What to do
Since each line must match the original, copy out the records with no differences at all.

Source data
- Opening Delimiter -
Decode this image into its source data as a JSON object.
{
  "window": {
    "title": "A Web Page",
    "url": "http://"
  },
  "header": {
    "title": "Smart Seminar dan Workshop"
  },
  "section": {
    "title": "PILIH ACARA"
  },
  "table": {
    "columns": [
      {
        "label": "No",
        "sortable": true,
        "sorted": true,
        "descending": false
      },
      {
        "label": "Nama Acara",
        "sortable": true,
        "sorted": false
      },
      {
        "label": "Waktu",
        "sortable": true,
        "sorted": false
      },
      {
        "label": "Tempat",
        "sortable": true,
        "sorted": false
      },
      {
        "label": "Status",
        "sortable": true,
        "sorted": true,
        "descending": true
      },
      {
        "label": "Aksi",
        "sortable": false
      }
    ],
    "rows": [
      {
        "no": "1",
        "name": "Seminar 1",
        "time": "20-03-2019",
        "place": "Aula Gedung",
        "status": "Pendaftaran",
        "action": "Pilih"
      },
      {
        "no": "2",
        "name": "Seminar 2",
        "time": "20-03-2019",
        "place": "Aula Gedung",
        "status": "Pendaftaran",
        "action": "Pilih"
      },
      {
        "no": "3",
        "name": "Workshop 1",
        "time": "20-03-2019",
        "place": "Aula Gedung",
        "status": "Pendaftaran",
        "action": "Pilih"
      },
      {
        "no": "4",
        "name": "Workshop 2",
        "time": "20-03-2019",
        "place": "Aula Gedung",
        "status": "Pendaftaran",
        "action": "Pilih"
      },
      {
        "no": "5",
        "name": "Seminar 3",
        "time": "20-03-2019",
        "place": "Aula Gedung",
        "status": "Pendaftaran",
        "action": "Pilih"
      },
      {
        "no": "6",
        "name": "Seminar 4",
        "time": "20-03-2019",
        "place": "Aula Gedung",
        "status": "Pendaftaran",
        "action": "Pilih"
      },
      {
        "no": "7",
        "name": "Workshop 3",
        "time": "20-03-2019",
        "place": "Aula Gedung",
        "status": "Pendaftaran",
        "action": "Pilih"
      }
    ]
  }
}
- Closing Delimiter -
Output below
Decode this image into its source data as a JSON object.
{
  "window": {
    "title": "A Web Page",
    "url": "http://"
  },
  "header": {
    "title": "Smart Seminar dan Workshop"
  },
  "section": {
    "title": "PILIH ACARA"
  },
  "table": {
    "columns": [
      {
        "label": "No",
        "sortable": true,
        "sorted": true,
        "descending": false
      },
      {
        "label": "Nama Acara",
        "sortable": true,
        "sorted": false
      },
      {
        "label": "Waktu",
        "sortable": true,
        "sorted": false
      },
      {
        "label": "Tempat",
        "sortable": true,
        "sorted": false
      },
      {
        "label": "Status",
        "sortable": true,
        "sorted": true,
        "descending": true
      },
      {
        "label": "Aksi",
        "sortable": false
      }
    ],
    "rows": [
      {
        "no": "1",
        "name": "Seminar 1",
        "time": "20-03-2019",
        "place": "Aula Gedung",
        "status": "Pendaftaran",
        "action": "Pilih"
      },
      {
        "no": "2",
        "name": "Seminar 2",
        "time": "20-03-2019",
        "place": "Aula Gedung",
        "status": "Pendaftaran",
        "action": "Pilih"
      },
      {
        "no": "3",
        "name": "Workshop 1",
        "time": "20-03-2019",
        "place": "Aula Gedung",
        "status": "Pendaftaran",
        "action": "Pilih"
      },
      {
        "no": "4",
        "name": "Workshop 2",
        "time": "20-03-2019",
        "place": "Aula Gedung",
        "status": "Pendaftaran",
        "action": "Pilih"
      },
      {
        "no": "5",
        "name": "Seminar 3",
        "time": "20-03-2019",
        "place": "Aula Gedung",
        "status": "Pendaftaran",
        "action": "Pilih"
      },
      {
        "no": "6",
        "name": "Seminar 4",
        "time": "20-03-2019",
        "place": "Aula Gedung",
        "status": "Pendaftaran",
        "action": "Pilih"
      },
      {
        "no": "7",
        "name": "Workshop 3",
        "time": "20-03-2019",
        "place": "Aula Gedung",
        "status": "Pendaftaran",
        "action": "Pilih"
      }
    ]
  }
}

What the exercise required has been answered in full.